Privacy concerns over period-tracking apps are valid, Mozilla report finds

The report finds that the privacy policies of the apps they evaluated are "riddled with loopholes.”
period tracking app on phone
Do you use a period tracking app? See how it ranks privacy-wise in this report. DEPOSIT PHOTOS

In a report released last week, Mozilla, makers of the privacy-focused browser Firefox, found that 18 out of 25 reproductive health apps and wearable devices that it investigated had insecure, insufficient, or outright exploitative privacy and security practices. In a post-Roe America, the kind of data these apps and wearables collect can be—and has been—used by authorities to determine if users are or have been pregnant, sought information about abortion services, or even obtained an abortion.

In 2017, Mozilla created its *Privacy Not Included buying guide to help people shop for safe products that are connected to the internet. Many devices and services track large amounts of identifying and incredibly personal information, and don’t take the necessary steps to protect it. 

The minimum security standards Mozilla is looking for are fair and, for the companies and developers creating these products, relatively simple to have in place. The organization says that user data should be encrypted when transmitted over the internet and stored in a database; security updates should be automatic, enabled by default, and supported for a reasonable period after sale; people should be required to use a strong password; the manufacturer needs to have a vulnerability management system in place so security researchers can inform them of any security issues they find; and there needs to be a publicly available privacy policy. 

As well as the minimum security standards, Mozilla also investigates how each product uses the data it collects on its users (for example, selling it to data brokers is a bad thing), how easy it is for users to control their data, and if the company has a good track record of protecting user privacy. 

[Related: The dangers of digital health monitoring in a post-Roe world]

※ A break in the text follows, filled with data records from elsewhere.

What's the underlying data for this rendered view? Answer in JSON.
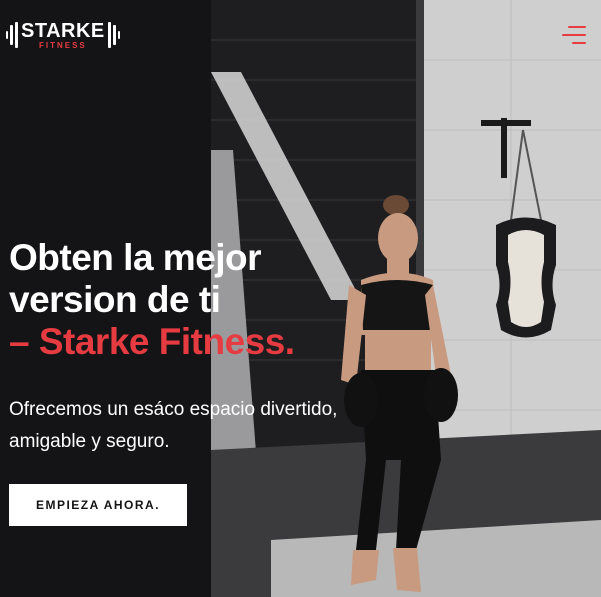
{
  "header": {
    "logo": {
      "brand": "STARKE",
      "sub": "FITNESS"
    },
    "menu_icon": "hamburger-menu-icon"
  },
  "hero": {
    "headline": {
      "line1": "Obten la mejor",
      "line2": "version de ti",
      "accent": "– Starke Fitness."
    },
    "description": {
      "line1": "Ofrecemos un esáco espacio divertido,",
      "line2": "amigable y seguro."
    },
    "cta_label": "EMPIEZA AHORA."
  },
  "colors": {
    "accent": "#e63c41",
    "background": "#141416",
    "text": "#ffffff"
  }
}
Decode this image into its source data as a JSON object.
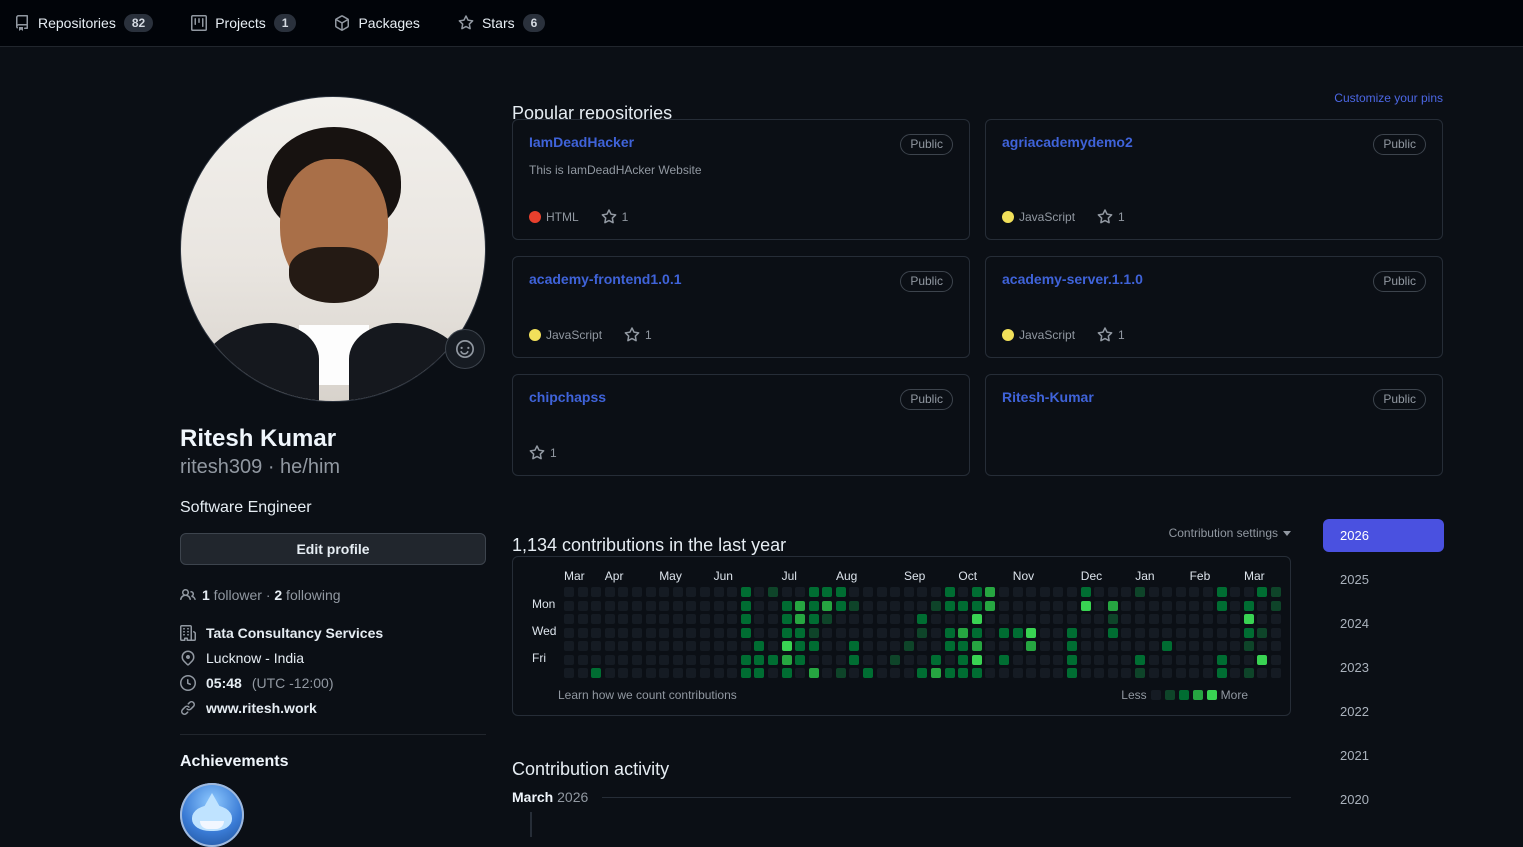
{
  "colors": {
    "background": "#0b0f15",
    "nav_background": "#010409",
    "link_blue": "#3f63d9",
    "selected_year_button": "#4a51e0",
    "html_language": "#e8402d",
    "javascript_language": "#f1e05a",
    "muted_text": "#9198a1"
  },
  "nav": {
    "items": [
      {
        "label": "Repositories",
        "count": "82",
        "icon": "repo-icon"
      },
      {
        "label": "Projects",
        "count": "1",
        "icon": "project-icon"
      },
      {
        "label": "Packages",
        "count": "",
        "icon": "package-icon"
      },
      {
        "label": "Stars",
        "count": "6",
        "icon": "star-icon"
      }
    ]
  },
  "profile": {
    "name": "Ritesh Kumar",
    "username_line": "ritesh309 · he/him",
    "bio": "Software Engineer",
    "edit_button": "Edit profile",
    "followers_count": "1",
    "followers_label": " follower",
    "separator": " · ",
    "following_count": "2",
    "following_label": " following",
    "details": [
      {
        "icon": "organization-icon",
        "text": "Tata Consultancy Services",
        "bold": true,
        "link": false
      },
      {
        "icon": "location-icon",
        "text": "Lucknow - India",
        "bold": false,
        "link": false
      },
      {
        "icon": "clock-icon",
        "text": "05:48",
        "suffix": " (UTC -12:00)",
        "bold": true,
        "link": false
      },
      {
        "icon": "link-icon",
        "text": "www.ritesh.work",
        "bold": true,
        "link": true
      }
    ],
    "achievements_title": "Achievements",
    "achievement_badge": "pull-shark"
  },
  "popular": {
    "title": "Popular repositories",
    "customize_link": "Customize your pins",
    "repos": [
      {
        "name": "IamDeadHacker",
        "visibility": "Public",
        "description": "This is IamDeadHAcker Website",
        "language": "HTML",
        "language_color": "#e8402d",
        "stars": "1"
      },
      {
        "name": "agriacademydemo2",
        "visibility": "Public",
        "description": "",
        "language": "JavaScript",
        "language_color": "#f1e05a",
        "stars": "1"
      },
      {
        "name": "academy-frontend1.0.1",
        "visibility": "Public",
        "description": "",
        "language": "JavaScript",
        "language_color": "#f1e05a",
        "stars": "1"
      },
      {
        "name": "academy-server.1.1.0",
        "visibility": "Public",
        "description": "",
        "language": "JavaScript",
        "language_color": "#f1e05a",
        "stars": "1"
      },
      {
        "name": "chipchapss",
        "visibility": "Public",
        "description": "",
        "language": "",
        "language_color": "",
        "stars": "1"
      },
      {
        "name": "Ritesh-Kumar",
        "visibility": "Public",
        "description": "",
        "language": "",
        "language_color": "",
        "stars": ""
      }
    ]
  },
  "contributions": {
    "title": "1,134 contributions in the last year",
    "settings_label": "Contribution settings",
    "footer_link": "Learn how we count contributions",
    "legend_less": "Less",
    "legend_more": "More"
  },
  "chart_data": {
    "type": "heatmap",
    "title": "1,134 contributions in the last year",
    "total_contributions": 1134,
    "weeks": 53,
    "months": [
      "Mar",
      "Apr",
      "May",
      "Jun",
      "Jul",
      "Aug",
      "Sep",
      "Oct",
      "Nov",
      "Dec",
      "Jan",
      "Feb",
      "Mar"
    ],
    "month_start_columns": [
      0,
      3,
      7,
      11,
      16,
      20,
      25,
      29,
      33,
      38,
      42,
      46,
      50
    ],
    "day_labels": [
      "Mon",
      "Wed",
      "Fri"
    ],
    "day_label_rows": [
      1,
      3,
      5
    ],
    "level_colors": [
      "#151b23",
      "#0e4429",
      "#006d32",
      "#26a641",
      "#39d353"
    ],
    "legend_levels": [
      0,
      1,
      2,
      3,
      4
    ],
    "grid_rows_levels": [
      "00000000000002010022200000002023000000200010000020021",
      "00000000000002002323210000012223000000403000000020201",
      "00000000000002002321000000200040000000001000000000400",
      "00000000000002002210000000102320224002002000000000210",
      "00000000000000204220020001002230003002000000200000100",
      "00000000000002223200020010020240200002000020000020040",
      "00200000000002202030102000232220000002000010000020100"
    ]
  },
  "years": {
    "selected": "2026",
    "items": [
      "2026",
      "2025",
      "2024",
      "2023",
      "2022",
      "2021",
      "2020"
    ]
  },
  "activity": {
    "title": "Contribution activity",
    "month": "March",
    "year": "2026"
  }
}
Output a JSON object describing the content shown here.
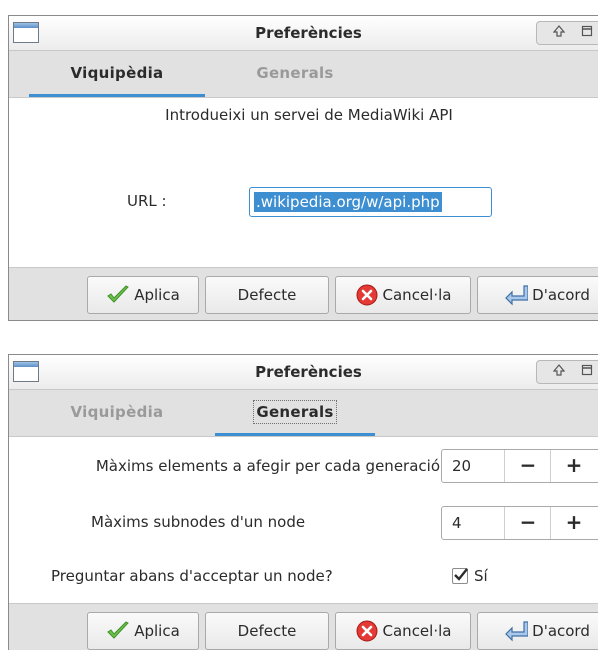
{
  "window1": {
    "title": "Preferències",
    "tabs": [
      {
        "label": "Viquipèdia",
        "active": true
      },
      {
        "label": "Generals",
        "active": false
      }
    ],
    "heading": "Introdueixi un servei de MediaWiki API",
    "url_label": "URL :",
    "url_value": ".wikipedia.org/w/api.php"
  },
  "window2": {
    "title": "Preferències",
    "tabs": [
      {
        "label": "Viquipèdia",
        "active": false
      },
      {
        "label": "Generals",
        "active": true
      }
    ],
    "max_elements_label": "Màxims elements a afegir per cada generació",
    "max_elements_value": "20",
    "max_subnodes_label": "Màxims subnodes d'un node",
    "max_subnodes_value": "4",
    "ask_label": "Preguntar abans d'acceptar un node?",
    "ask_checkbox_label": "Sí",
    "ask_checked": true
  },
  "buttons": {
    "apply": "Aplica",
    "default": "Defecte",
    "cancel": "Cancel·la",
    "ok": "D'acord",
    "decrement": "−",
    "increment": "+"
  },
  "titlebar_icons": [
    "roll-up-icon",
    "maximize-icon"
  ],
  "colors": {
    "accent": "#3d8fd1",
    "bar_bg": "#e1e1e1",
    "cancel_red": "#e53935",
    "check_green": "#6cc24a"
  }
}
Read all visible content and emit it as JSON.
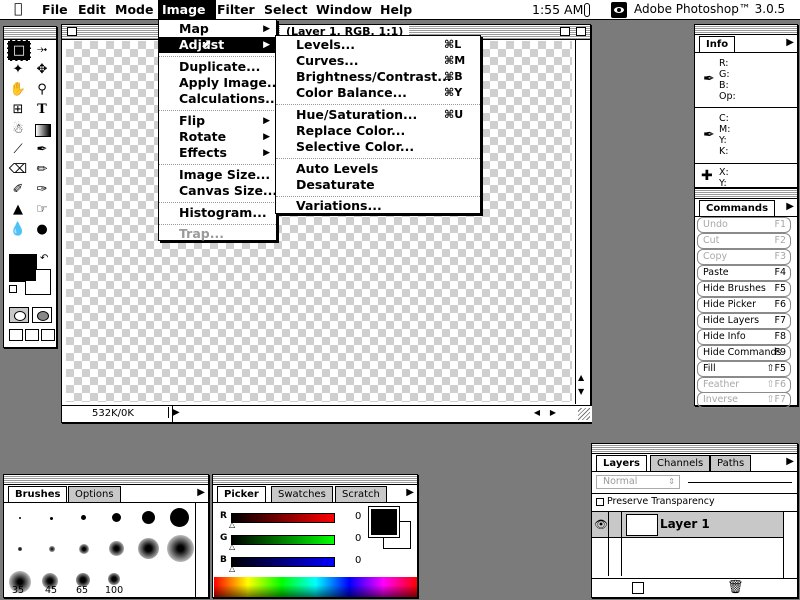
{
  "menubar": {
    "items": [
      "File",
      "Edit",
      "Mode",
      "Image",
      "Filter",
      "Select",
      "Window",
      "Help"
    ],
    "clock": "1:55 AM",
    "app_name": "Adobe Photoshop™ 3.0.5"
  },
  "image_menu": {
    "items": [
      {
        "label": "Map",
        "submenu": true
      },
      {
        "label": "Adjust",
        "submenu": true,
        "highlighted": true
      },
      {
        "label": "Duplicate..."
      },
      {
        "label": "Apply Image..."
      },
      {
        "label": "Calculations..."
      },
      {
        "label": "Flip",
        "submenu": true
      },
      {
        "label": "Rotate",
        "submenu": true
      },
      {
        "label": "Effects",
        "submenu": true
      },
      {
        "label": "Image Size..."
      },
      {
        "label": "Canvas Size..."
      },
      {
        "label": "Histogram..."
      },
      {
        "label": "Trap...",
        "disabled": true
      }
    ]
  },
  "adjust_menu": {
    "items": [
      {
        "label": "Levels...",
        "shortcut": "⌘L"
      },
      {
        "label": "Curves...",
        "shortcut": "⌘M"
      },
      {
        "label": "Brightness/Contrast...",
        "shortcut": "⌘B"
      },
      {
        "label": "Color Balance...",
        "shortcut": "⌘Y"
      },
      {
        "label": "Hue/Saturation...",
        "shortcut": "⌘U"
      },
      {
        "label": "Replace Color...",
        "shortcut": ""
      },
      {
        "label": "Selective Color...",
        "shortcut": ""
      },
      {
        "label": "Auto Levels",
        "shortcut": ""
      },
      {
        "label": "Desaturate",
        "shortcut": ""
      },
      {
        "label": "Variations...",
        "shortcut": ""
      }
    ]
  },
  "document": {
    "title": "(Layer 1, RGB, 1:1)",
    "status": "532K/0K"
  },
  "info_palette": {
    "tab": "Info",
    "rgb_labels": [
      "R:",
      "G:",
      "B:",
      "Op:"
    ],
    "cmyk_labels": [
      "C:",
      "M:",
      "Y:",
      "K:"
    ],
    "xy_labels": [
      "X:",
      "Y:"
    ]
  },
  "commands_palette": {
    "tab": "Commands",
    "items": [
      {
        "name": "Undo",
        "key": "F1",
        "disabled": true
      },
      {
        "name": "Cut",
        "key": "F2",
        "disabled": true
      },
      {
        "name": "Copy",
        "key": "F3",
        "disabled": true
      },
      {
        "name": "Paste",
        "key": "F4"
      },
      {
        "name": "Hide Brushes",
        "key": "F5"
      },
      {
        "name": "Hide Picker",
        "key": "F6"
      },
      {
        "name": "Hide Layers",
        "key": "F7"
      },
      {
        "name": "Hide Info",
        "key": "F8"
      },
      {
        "name": "Hide Commands",
        "key": "F9"
      },
      {
        "name": "Fill",
        "key": "⇧F5"
      },
      {
        "name": "Feather",
        "key": "⇧F6",
        "disabled": true
      },
      {
        "name": "Inverse",
        "key": "⇧F7",
        "disabled": true
      }
    ]
  },
  "brushes_palette": {
    "tabs": [
      "Brushes",
      "Options"
    ],
    "size_labels": [
      "35",
      "45",
      "65",
      "100"
    ]
  },
  "picker_palette": {
    "tabs": [
      "Picker",
      "Swatches",
      "Scratch"
    ],
    "channels": [
      {
        "label": "R",
        "value": "0"
      },
      {
        "label": "G",
        "value": "0"
      },
      {
        "label": "B",
        "value": "0"
      }
    ]
  },
  "layers_palette": {
    "tabs": [
      "Layers",
      "Channels",
      "Paths"
    ],
    "mode": "Normal",
    "preserve_label": "Preserve Transparency",
    "layer_name": "Layer 1"
  }
}
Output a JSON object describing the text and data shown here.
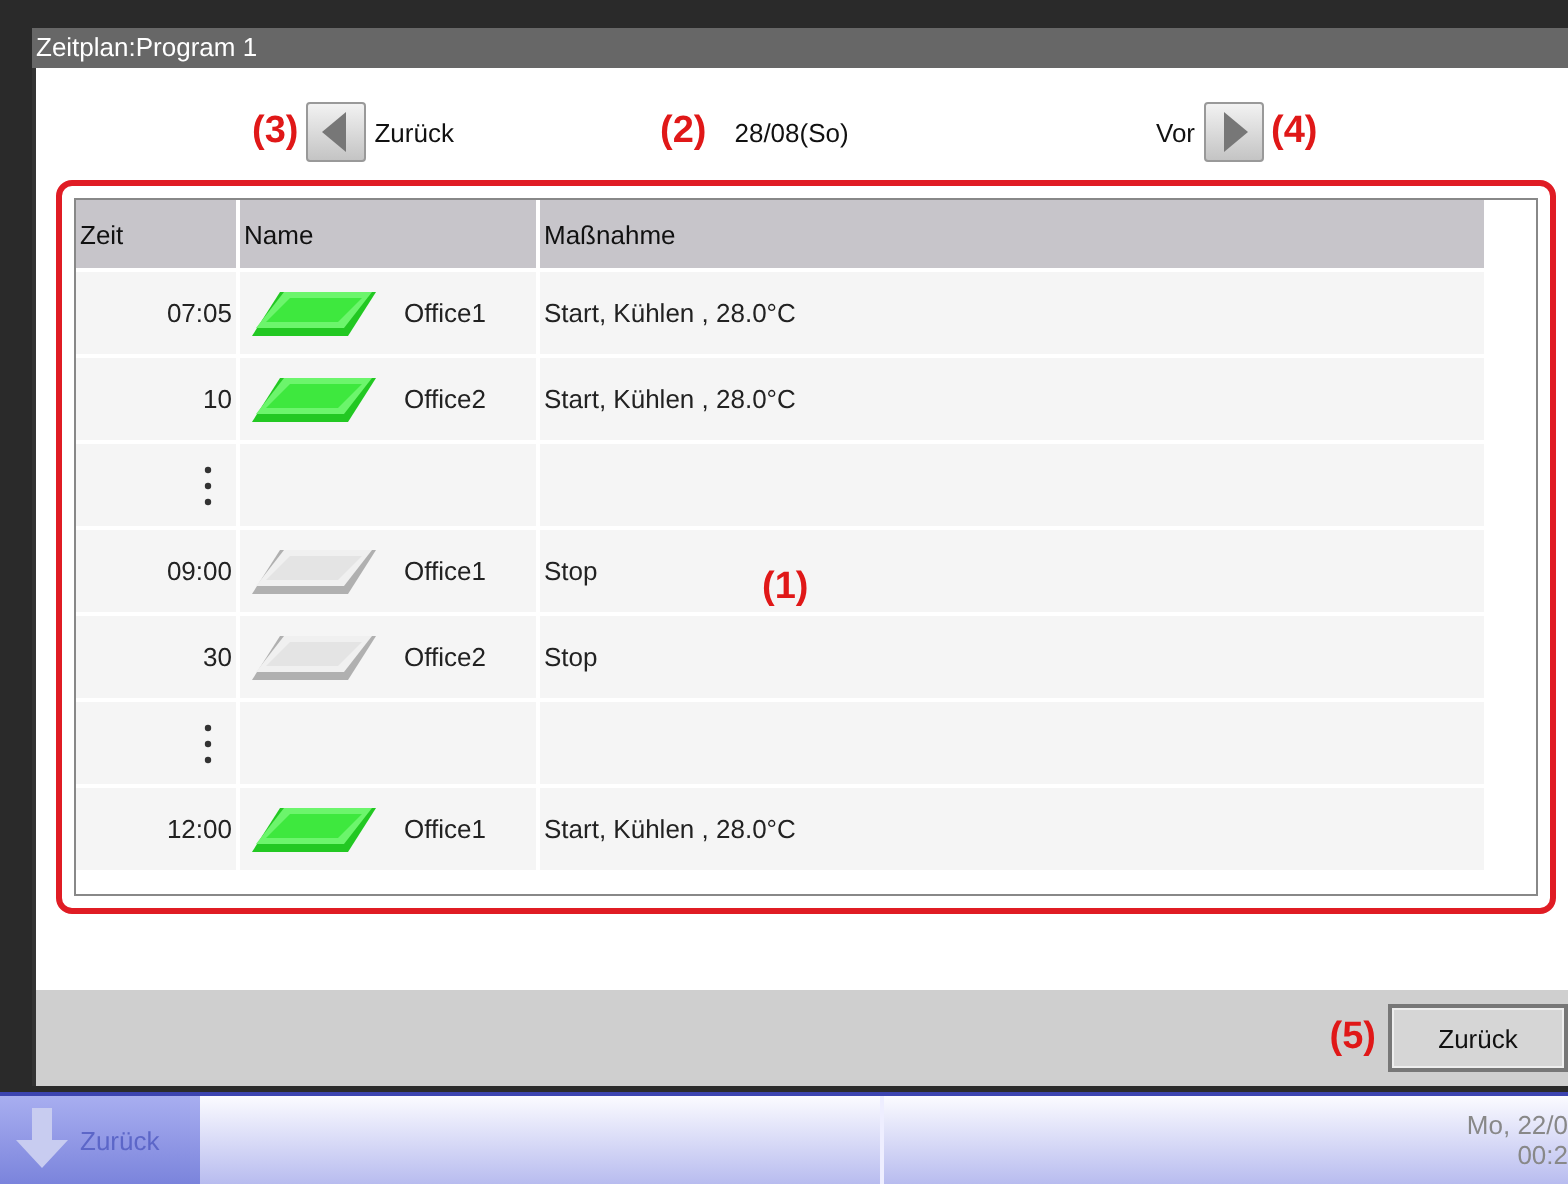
{
  "window": {
    "title": "Zeitplan:Program 1"
  },
  "navigation": {
    "previous": {
      "label": "Zurück",
      "marker": "(3)"
    },
    "date": {
      "text": "28/08(So)",
      "marker": "(2)"
    },
    "next": {
      "label": "Vor",
      "marker": "(4)"
    }
  },
  "table": {
    "marker": "(1)",
    "columns": [
      "Zeit",
      "Name",
      "Maßnahme"
    ],
    "rows": [
      {
        "kind": "entry",
        "time": "07:05",
        "name": "Office1",
        "action": "Start, Kühlen , 28.0°C",
        "on": true
      },
      {
        "kind": "entry",
        "time": "10",
        "name": "Office2",
        "action": "Start, Kühlen , 28.0°C",
        "on": true
      },
      {
        "kind": "ellipsis"
      },
      {
        "kind": "entry",
        "time": "09:00",
        "name": "Office1",
        "action": "Stop",
        "on": false
      },
      {
        "kind": "entry",
        "time": "30",
        "name": "Office2",
        "action": "Stop",
        "on": false
      },
      {
        "kind": "ellipsis"
      },
      {
        "kind": "entry",
        "time": "12:00",
        "name": "Office1",
        "action": "Start, Kühlen , 28.0°C",
        "on": true
      }
    ]
  },
  "footer": {
    "button": "Zurück",
    "marker": "(5)"
  },
  "taskbar": {
    "back_button": {
      "label": "Zurück",
      "disabled": true
    },
    "date": "Mo, 22/0",
    "time": "00:2"
  }
}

If an app or product falls short on two or more of the categories (or Mozilla can’t confirm it meets the minimum security standards) it gets flagged with a *Privacy Not Included warning label. This is what 18 of the 25 reproductive health tracking tools received. 

In its investigation, Mozilla looked at ten of the most popular period tracking apps, ten of the most popular pregnancy tracking apps, and five wearable devices that track fertility. 

Overall, the apps fared terribly. Mozilla found that these apps typically collected a “buffet” of data that was used to target users with ads, and was sold to third-parties. Often the apps operated a “data first, then consent” model where data collection started before users even opted in. There were also rarely clear guidelines about how, when, and what data could be shared with law enforcement—a particularly troubling issue given the nature of the apps and devices in question. The only app to get a Best Of was Euki created by Women Help Women. Natural Cycles – Birth Control also did okay, but still had some troubling data practices.

Here are all the apps that got slapped with the *Privacy Not Included warning label: Clue Period & Cycle Tracker, Preglife Pregnancy App, Ovia Pregnancy, Babycenter, Pregnancy+, Period Tracker by GP International LLC, WebMD Pregnancy, My Calendar Period Tracker, What to Expect Pregnancy Tracker & Baby App, Flo Ovulation & Period Tracker, Pregnancy & Due Date Tracker, The Bump Pregnancy Tracker & Baby App, Ovia Fertility, Glow Nurture & Glow Baby, Maya Period, Fertility, Ovulation, & Pregnancy, Period Calendar Period Tracker, Glow & Eve by Glow, and Sprout Pregnancy

The wearables did much better. None of the Garmin, Apple Watch, Oura Ring, Fitbit, or Whoop devices Mozilla investigated handled data as poorly as the apps. There are still plenty of legitimate concerns with any kind of large scale data collection, but the odds are much higher that your data will stay safe. 

On the other hand, if you use an app that got Mozilla’s *Privacy Not Included warning label, we suggest you click through to the relevant link above and read a little more. Mozilla is very good at laying out what exactly was concerning about the apps. For example, it flags that WebMD Pregnancy collects user data that it transfers (and possibly sells) to third-parties. It also has a very wishy-washy statement about complying with law enforcement requests. If any of that concerns you, then you shouldn’t use WebMD Pregnancy. 

In the report, Ashley Boyd, Mozilla’s vice president of advocacy, says, “Overnight, apps and devices that millions of people trust have the potential to be used to prosecute people seeking abortions. Our research confirms that users should think twice before using most reproductive health apps; their privacy policies are riddled with loopholes and they fail to properly secure intimate data.” We agree.